Embedded applications are niche and will continue to be written by closed source companies that understand the advances in hardware. Free software can't keep up (a few use Linux but the apps are custom, you get the idea). That includes cell phones and PDAs. Same with networking equipment made by Cisco and Nortel ... it's too niche and there is too much cutting edge research involved. Yes, you've realised it ... these segments innovate.
I still see plenty of opportunity for paying software jobs out there. Young (and old) programmer, instead of belly aching about not being able to find a job in your favourite field because now people make the software for free, pick a field were they still add value over free software. Maybe this is exactly the kick in the pants the industry needs to INNOVATE AGAIN. Harsh competion is usually a great motivator. We have to show that we can produce better quality results than free software or outsourcing in yet another "new economy". These are exciting times ... no more sitting back on our heels.
The factory workers got over it because now they get their goods at half the price they used to. They found a new job putting together photonics equipment and got paid twice as much. Then they lost their jobs again and are doing something completely different. They learned a new skill and adapted when the economy changed. We should adapt too.
# Roll Your Own ApplicationWindow OnOpenListener
JFace's ApplicationWindow object doesn't seem to have a listener that is triggered when it is opened. This is unfortunate because there are lots of things that you might want to do when the "UI is ready", like load it with data.
Warning, the following explanation is from 30,000 feet ...
ApplicationWindow uses the method open() to show itself. Developers usually make this method call block, meaning that code after open() doesn't execute until after the window is closed. After open(), everything is event-driven. So you can't make a call to your database after open() and expect it to affect the GUI. There is a way to get around it though.
The windowing toolkit that JFace uses, SWT, is a layer on top of each operating system it is written to. SWT receives messages from the operating system and stuffs them into a queue. These are messages about if the mouse pointer moved, if a click happened or if a letter was typed. SWT then processes these events and updates the application's GUI.
Do you remember me blogging about asyncExec()? This method call just puts a Runnable on SWT's queue, usually from a non-UI thread because SWT only allows the SWT thread to modify it. But who says you can't use it from the UI thread too? Here's how I did it:
public static void main(String args)
Now the task runs right after the window appears. The trick is window.create(). Usually you don't have to call it but it will initialize the Shell for you (I found that out poking around in the SWT code). Otherwise the Shell is null until open() (too late!). Without window.create(), you can't getDisplay() from the window's Shell and you can't use asyncExec().
BTW, I used this technique to put progress bars in AudioMan when it loads and saves the repository on open and exit.
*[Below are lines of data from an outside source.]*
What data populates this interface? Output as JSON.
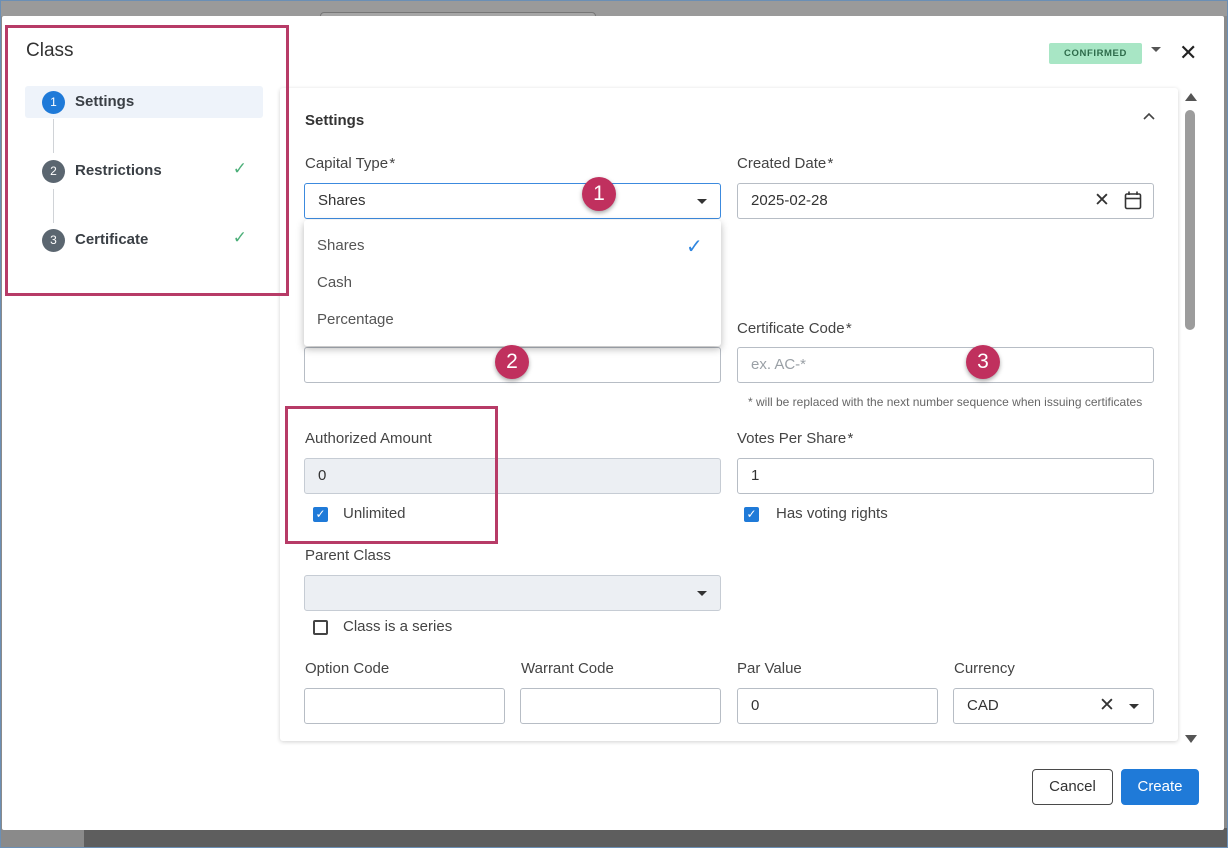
{
  "sidebar": {
    "title": "Class",
    "steps": [
      {
        "num": "1",
        "label": "Settings",
        "state": "active",
        "check": ""
      },
      {
        "num": "2",
        "label": "Restrictions",
        "state": "done",
        "check": "✓"
      },
      {
        "num": "3",
        "label": "Certificate",
        "state": "done",
        "check": "✓"
      }
    ]
  },
  "header": {
    "status": "CONFIRMED",
    "close_icon": "close-icon"
  },
  "panel": {
    "title": "Settings"
  },
  "form": {
    "capital_type": {
      "label": "Capital Type",
      "required": "*",
      "value": "Shares"
    },
    "capital_type_options": [
      {
        "label": "Shares",
        "selected": true
      },
      {
        "label": "Cash",
        "selected": false
      },
      {
        "label": "Percentage",
        "selected": false
      }
    ],
    "created_date": {
      "label": "Created Date",
      "required": "*",
      "value": "2025-02-28"
    },
    "class_name": {
      "value": ""
    },
    "certificate_code": {
      "label": "Certificate Code",
      "required": "*",
      "placeholder": "ex. AC-*",
      "hint": "* will be replaced with the next number sequence when issuing certificates"
    },
    "authorized_amount": {
      "label": "Authorized Amount",
      "value": "0"
    },
    "unlimited": {
      "label": "Unlimited",
      "checked": true
    },
    "votes_per_share": {
      "label": "Votes Per Share",
      "required": "*",
      "value": "1"
    },
    "has_voting_rights": {
      "label": "Has voting rights",
      "checked": true
    },
    "parent_class": {
      "label": "Parent Class",
      "value": ""
    },
    "class_is_series": {
      "label": "Class is a series",
      "checked": false
    },
    "option_code": {
      "label": "Option Code",
      "value": ""
    },
    "warrant_code": {
      "label": "Warrant Code",
      "value": ""
    },
    "par_value": {
      "label": "Par Value",
      "value": "0"
    },
    "currency": {
      "label": "Currency",
      "value": "CAD"
    }
  },
  "annotations": {
    "badge1": "1",
    "badge2": "2",
    "badge3": "3",
    "color": "#b73b67"
  },
  "footer": {
    "cancel_label": "Cancel",
    "create_label": "Create"
  },
  "colors": {
    "accent": "#1f7ad8",
    "status_bg": "#a8e6c5",
    "step_done": "#4caf79",
    "step_num": "#5b6670"
  }
}
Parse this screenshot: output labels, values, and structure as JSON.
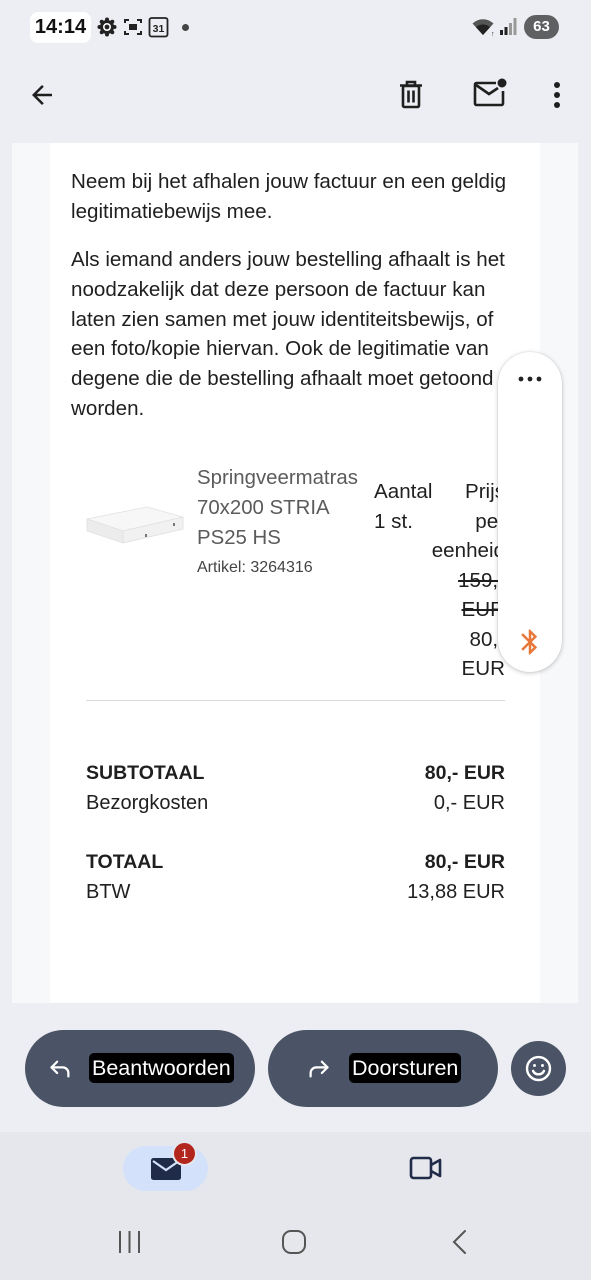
{
  "status_bar": {
    "time": "14:14",
    "calendar_day": "31",
    "battery_level": "63",
    "icons": [
      "sync-icon",
      "screenshot-icon",
      "calendar-icon",
      "notification-dot-icon",
      "wifi-icon",
      "signal-icon",
      "battery-icon"
    ]
  },
  "app_bar": {
    "icons": [
      "arrow-back-icon",
      "trash-icon",
      "mail-unread-icon",
      "more-vert-icon"
    ]
  },
  "email": {
    "paragraph_1": [
      "Neem bij het afhalen jouw factuur en een geldig",
      "legitimatiebewijs mee."
    ],
    "paragraph_2": [
      "Als iemand anders jouw bestelling afhaalt is het",
      "noodzakelijk dat deze persoon de factuur kan",
      "laten zien samen met jouw identiteitsbewijs, of",
      "een foto/kopie hiervan. Ook de legitimatie van",
      "degene die de bestelling afhaalt moet getoond",
      "worden."
    ],
    "product": {
      "image": "mattress-image",
      "name_lines": [
        "Springveermatras",
        "70x200 STRIA",
        "PS25 HS"
      ],
      "article": "Artikel: 3264316",
      "quantity_header": "Aantal",
      "quantity": "1 st.",
      "price_header_lines": [
        "Prijs",
        "per",
        "eenheid"
      ],
      "old_price_lines": [
        "159,-",
        "EUR"
      ],
      "price_lines": [
        "80,-",
        "EUR"
      ]
    },
    "totals": {
      "subtotal_label": "SUBTOTAAL",
      "subtotal_value": "80,- EUR",
      "shipping_label": "Bezorgkosten",
      "shipping_value": "0,- EUR",
      "total_label": "TOTAAL",
      "total_value": "80,- EUR",
      "vat_label": "BTW",
      "vat_value": "13,88 EUR"
    }
  },
  "floating_panel": {
    "icons": [
      "more-horiz-icon",
      "bluetooth-icon"
    ]
  },
  "actions": {
    "reply_label": "Beantwoorden",
    "forward_label": "Doorsturen",
    "emoji_icon": "emoji-reaction-icon"
  },
  "bottom_nav": {
    "items": [
      "mail-icon",
      "video-icon"
    ],
    "mail_badge": "1"
  },
  "system_nav": {
    "icons": [
      "recents-icon",
      "home-icon",
      "back-icon"
    ]
  },
  "colors": {
    "action_button": "#4b5466",
    "active_nav": "#d3e1fb",
    "badge": "#b3261e",
    "bluetooth": "#e8773a",
    "background": "#edeef3"
  }
}
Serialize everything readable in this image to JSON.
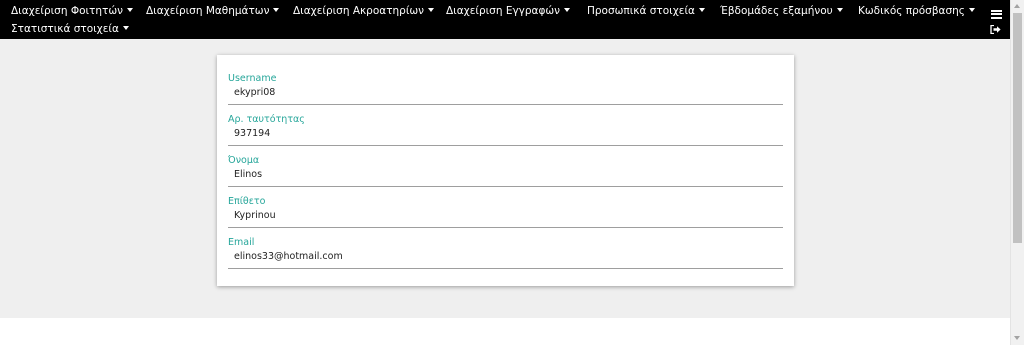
{
  "nav": {
    "items": [
      {
        "label": "Διαχείριση Φοιτητών"
      },
      {
        "label": "Διαχείριση Μαθημάτων"
      },
      {
        "label": "Διαχείριση Ακροατηρίων"
      },
      {
        "label": "Διαχείριση Εγγραφών"
      },
      {
        "label": "Προσωπικά στοιχεία"
      },
      {
        "label": "Έβδομάδες εξαμήνου"
      },
      {
        "label": "Κωδικός πρόσβασης"
      },
      {
        "label": "Στατιστικά στοιχεία"
      }
    ],
    "menu_icon": "hamburger-menu-icon",
    "logout_icon": "sign-out-icon"
  },
  "profile": {
    "fields": [
      {
        "label": "Username",
        "value": "ekypri08"
      },
      {
        "label": "Αρ. ταυτότητας",
        "value": "937194"
      },
      {
        "label": "Όνομα",
        "value": "Elinos"
      },
      {
        "label": "Επίθετο",
        "value": "Kyprinou"
      },
      {
        "label": "Email",
        "value": "elinos33@hotmail.com"
      }
    ]
  },
  "colors": {
    "navbar_bg": "#000000",
    "label_accent": "#26a69a",
    "page_bg": "#efefef"
  }
}
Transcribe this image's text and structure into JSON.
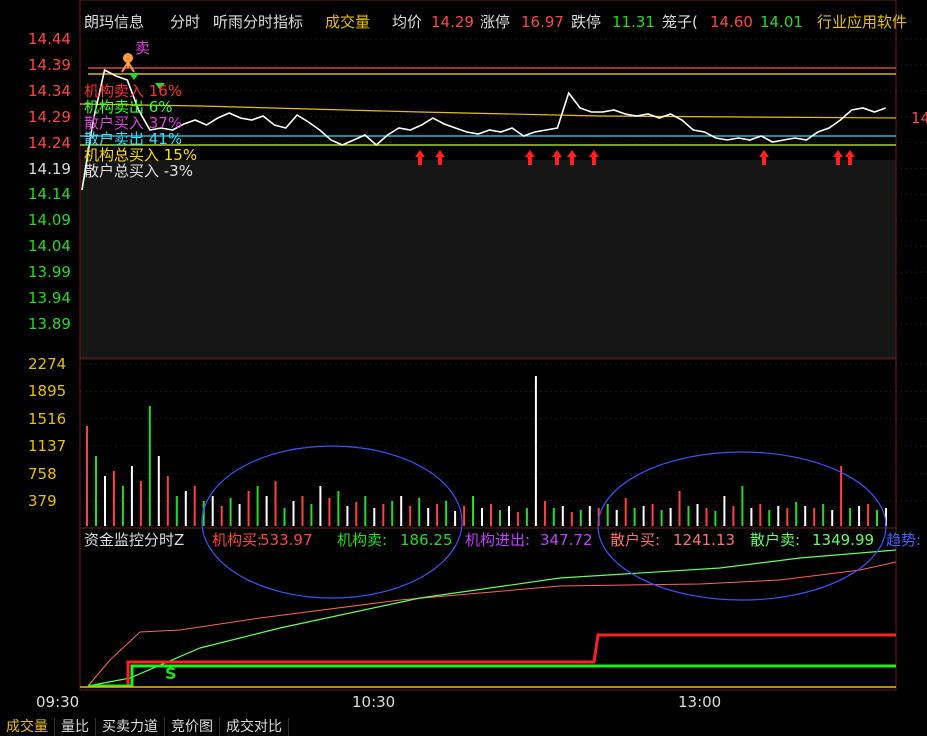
{
  "header": {
    "stock_name": "朗玛信息",
    "view": "分时",
    "indicator_name": "听雨分时指标",
    "volume_label": "成交量",
    "avg_label": "均价",
    "avg_value": "14.29",
    "limit_up_label": "涨停",
    "limit_up_value": "16.97",
    "limit_down_label": "跌停",
    "limit_down_value": "11.31",
    "cage_label": "笼子(",
    "cage_high": "14.60",
    "cage_low": "14.01",
    "sector": "行业应用软件"
  },
  "price_axis": [
    "14.44",
    "14.39",
    "14.34",
    "14.29",
    "14.24",
    "14.19",
    "14.14",
    "14.09",
    "14.04",
    "13.99",
    "13.94",
    "13.89"
  ],
  "volume_axis": [
    "2274",
    "1895",
    "1516",
    "1137",
    "758",
    "379"
  ],
  "time_axis": [
    "09:30",
    "10:30",
    "13:00"
  ],
  "right_edge_label": "14",
  "sell_marker": "卖",
  "fund_overlay": [
    {
      "label": "机构卖入 16%",
      "color": "#ff3030"
    },
    {
      "label": "机构卖出 6%",
      "color": "#30ff30"
    },
    {
      "label": "散户买入 37%",
      "color": "#e040e0"
    },
    {
      "label": "散户卖出 41%",
      "color": "#30e0ff"
    },
    {
      "label": "机构总买入 15%",
      "color": "#ffe000"
    },
    {
      "label": "散户总买入 -3%",
      "color": "#e0e0e0"
    }
  ],
  "fund_monitor": {
    "title": "资金监控分时Z",
    "inst_buy_label": "机构买:",
    "inst_buy_value": "533.97",
    "inst_sell_label": "机构卖:",
    "inst_sell_value": "186.25",
    "inst_net_label": "机构进出:",
    "inst_net_value": "347.72",
    "retail_buy_label": "散户买:",
    "retail_buy_value": "1241.13",
    "retail_sell_label": "散户卖:",
    "retail_sell_value": "1349.99",
    "trend_label": "趋势:"
  },
  "signal_s": "S",
  "bottom_tabs": [
    "成交量",
    "量比",
    "买卖力道",
    "竞价图",
    "成交对比"
  ],
  "colors": {
    "up": "#ff3333",
    "down": "#22dd22",
    "label_yellow": "#e8c000",
    "price_line": "#ffffff",
    "avg_line": "#e8c000"
  }
}
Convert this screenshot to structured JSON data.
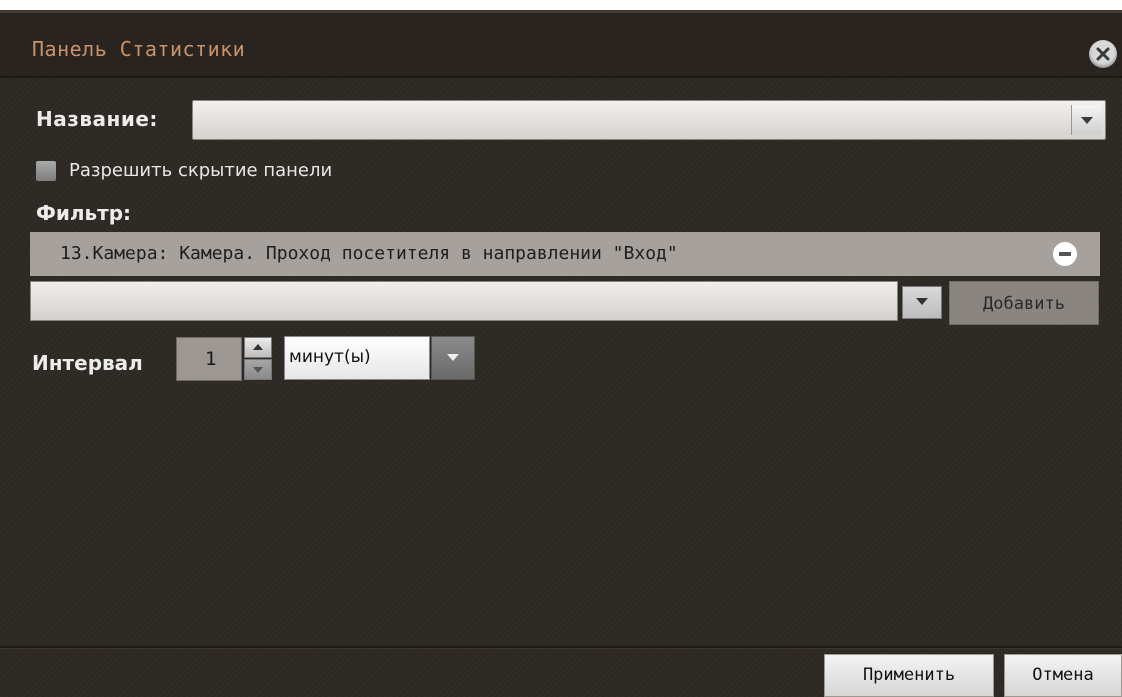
{
  "dialog": {
    "title": "Панель Статистики"
  },
  "form": {
    "name_label": "Название:",
    "name_value": "",
    "allow_hide_label": "Разрешить скрытие панели",
    "allow_hide_checked": false,
    "filter_label": "Фильтр:",
    "filter_items": [
      "13.Камера: Камера. Проход посетителя в направлении \"Вход\""
    ],
    "filter_input_value": "",
    "add_label": "Добавить",
    "interval_label": "Интервал",
    "interval_value": "1",
    "interval_unit": "минут(ы)"
  },
  "footer": {
    "apply_label": "Применить",
    "cancel_label": "Отмена"
  },
  "icons": {
    "close": "close-icon",
    "remove": "minus-circle-icon",
    "dropdown": "chevron-down-icon"
  }
}
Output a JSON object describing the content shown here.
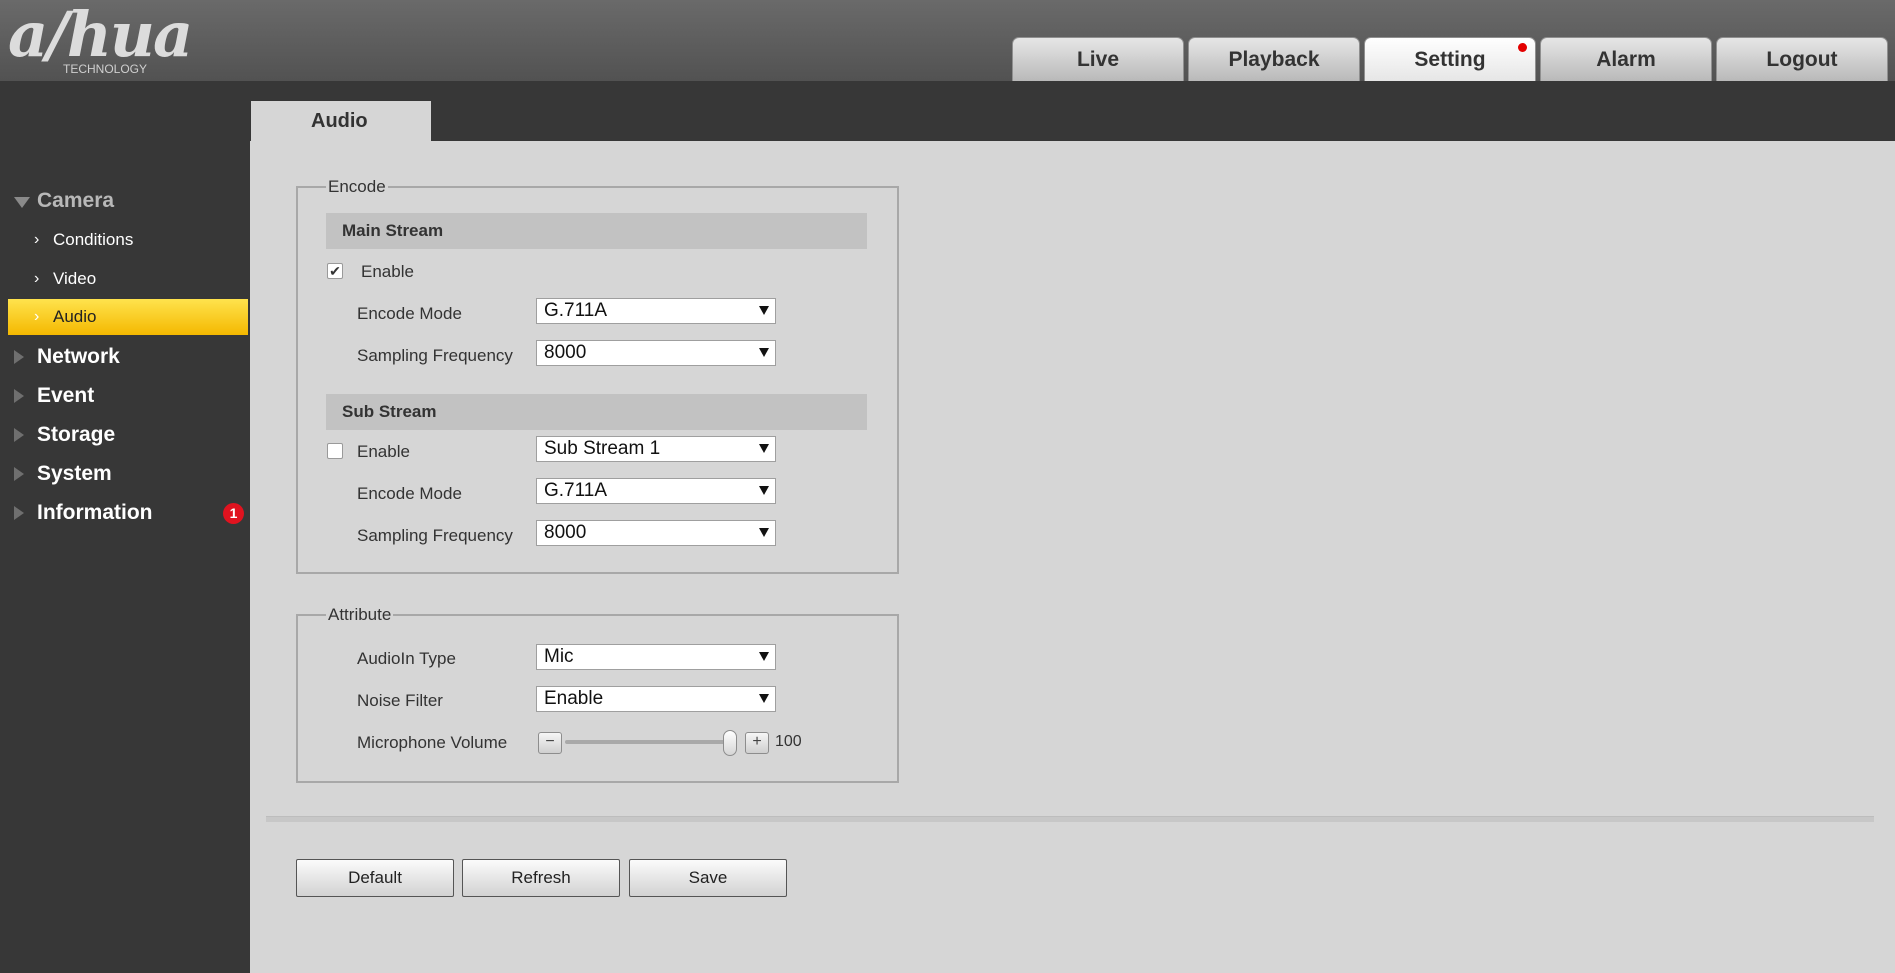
{
  "brand": {
    "logo_text": "a/hua",
    "logo_sub": "TECHNOLOGY"
  },
  "nav": {
    "tabs": [
      {
        "label": "Live"
      },
      {
        "label": "Playback"
      },
      {
        "label": "Setting"
      },
      {
        "label": "Alarm"
      },
      {
        "label": "Logout"
      }
    ],
    "active": "Setting"
  },
  "sidebar": {
    "camera": {
      "label": "Camera",
      "items": [
        "Conditions",
        "Video",
        "Audio"
      ],
      "active": "Audio"
    },
    "categories": [
      "Network",
      "Event",
      "Storage",
      "System",
      "Information"
    ],
    "information_badge": "1"
  },
  "page": {
    "tab_label": "Audio"
  },
  "encode": {
    "title": "Encode",
    "main_stream": {
      "header": "Main Stream",
      "enable_label": "Enable",
      "enable_checked": true,
      "encode_mode_label": "Encode Mode",
      "encode_mode": "G.711A",
      "sampling_label": "Sampling Frequency",
      "sampling": "8000"
    },
    "sub_stream": {
      "header": "Sub Stream",
      "enable_label": "Enable",
      "enable_checked": false,
      "stream_select": "Sub Stream 1",
      "encode_mode_label": "Encode Mode",
      "encode_mode": "G.711A",
      "sampling_label": "Sampling Frequency",
      "sampling": "8000"
    }
  },
  "attribute": {
    "title": "Attribute",
    "audioin_label": "AudioIn Type",
    "audioin": "Mic",
    "noise_label": "Noise Filter",
    "noise": "Enable",
    "volume_label": "Microphone Volume",
    "volume": "100",
    "volume_min": 0,
    "volume_max": 100,
    "minus_glyph": "−",
    "plus_glyph": "+"
  },
  "buttons": {
    "default": "Default",
    "refresh": "Refresh",
    "save": "Save"
  },
  "colors": {
    "active_item": "#ffd21f",
    "badge": "#e0131f",
    "sidebar_bg": "#373737"
  }
}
It looks sweet! I'll be releasing a new version of AudioMan (0.3.1) shortly.